Items listed in a dataset

──────

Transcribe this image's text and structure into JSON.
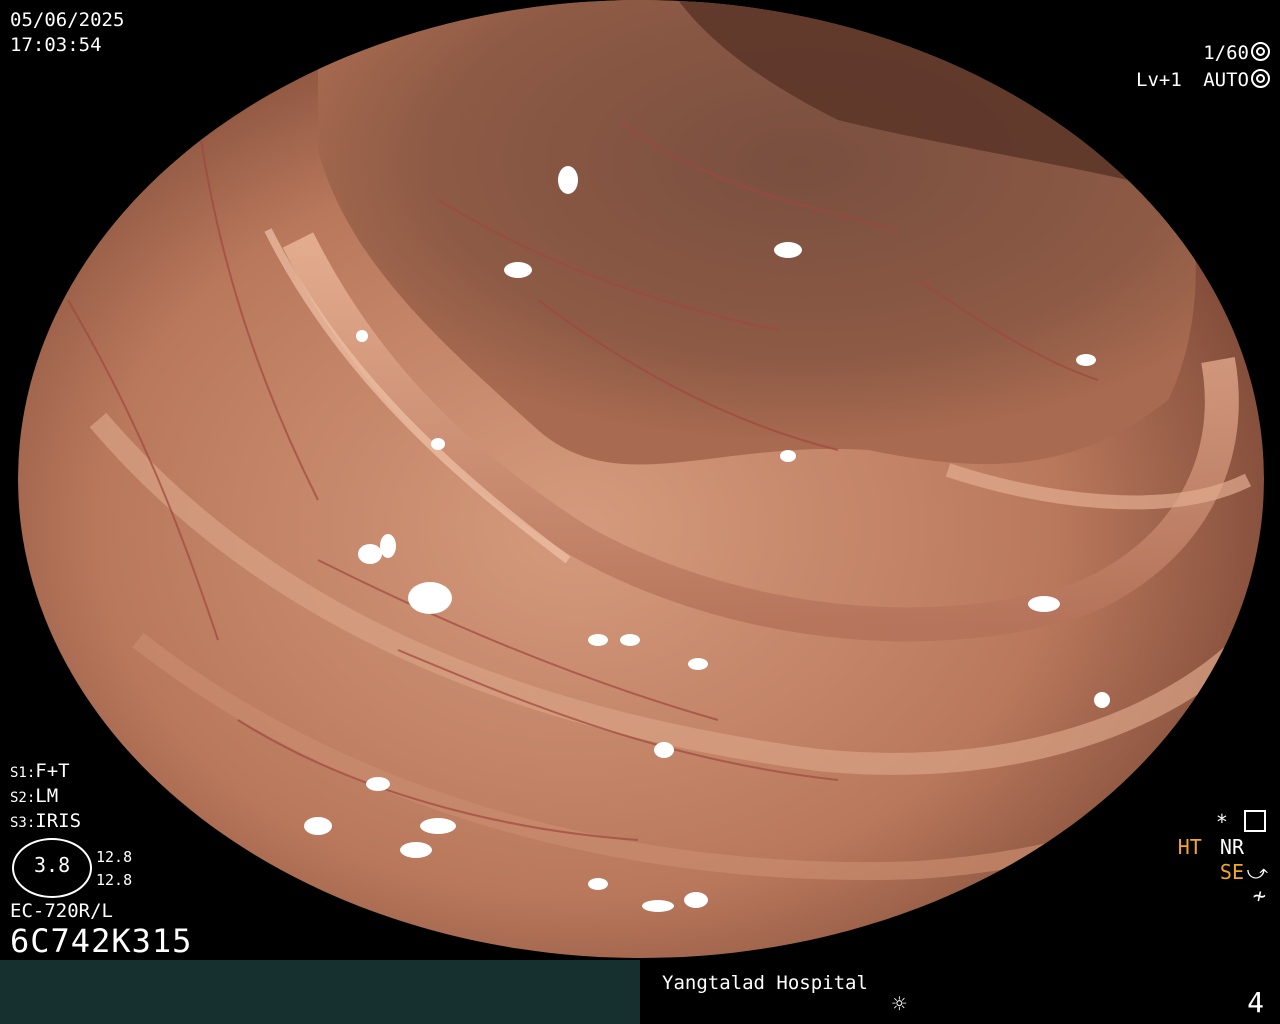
{
  "header": {
    "date": "05/06/2025",
    "time": "17:03:54",
    "shutter": "1/60",
    "shutter_icon": "aperture-icon",
    "level": "Lv+1",
    "mode": "AUTO",
    "mode_icon": "auto-exposure-icon"
  },
  "settings": {
    "s1_key": "S1:",
    "s1_val": "F+T",
    "s2_key": "S2:",
    "s2_val": "LM",
    "s3_key": "S3:",
    "s3_val": "IRIS"
  },
  "zoom": {
    "value": "3.8",
    "upper": "12.8",
    "lower": "12.8"
  },
  "scope": {
    "model": "EC-720R/L",
    "serial": "6C742K315"
  },
  "right_indicators": {
    "star": "*",
    "ht": "HT",
    "nr": "NR",
    "se": "SE",
    "se_icon": "curve-icon",
    "neq": "≁"
  },
  "footer": {
    "hospital": "Yangtalad Hospital",
    "sun_icon": "brightness-icon",
    "page": "4"
  },
  "colors": {
    "mucosa": "#c98b6e",
    "shadow": "#6b3d2c",
    "highlight_orange": "#f5a623",
    "bar": "#16302f"
  }
}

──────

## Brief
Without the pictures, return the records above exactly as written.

## Response to this task
Transcribe this image's text and structure into JSON.
{
  "header": {
    "date": "05/06/2025",
    "time": "17:03:54",
    "shutter": "1/60",
    "shutter_icon": "aperture-icon",
    "level": "Lv+1",
    "mode": "AUTO",
    "mode_icon": "auto-exposure-icon"
  },
  "settings": {
    "s1_key": "S1:",
    "s1_val": "F+T",
    "s2_key": "S2:",
    "s2_val": "LM",
    "s3_key": "S3:",
    "s3_val": "IRIS"
  },
  "zoom": {
    "value": "3.8",
    "upper": "12.8",
    "lower": "12.8"
  },
  "scope": {
    "model": "EC-720R/L",
    "serial": "6C742K315"
  },
  "right_indicators": {
    "star": "*",
    "ht": "HT",
    "nr": "NR",
    "se": "SE",
    "se_icon": "curve-icon",
    "neq": "≁"
  },
  "footer": {
    "hospital": "Yangtalad Hospital",
    "sun_icon": "brightness-icon",
    "page": "4"
  },
  "colors": {
    "mucosa": "#c98b6e",
    "shadow": "#6b3d2c",
    "highlight_orange": "#f5a623",
    "bar": "#16302f"
  }
}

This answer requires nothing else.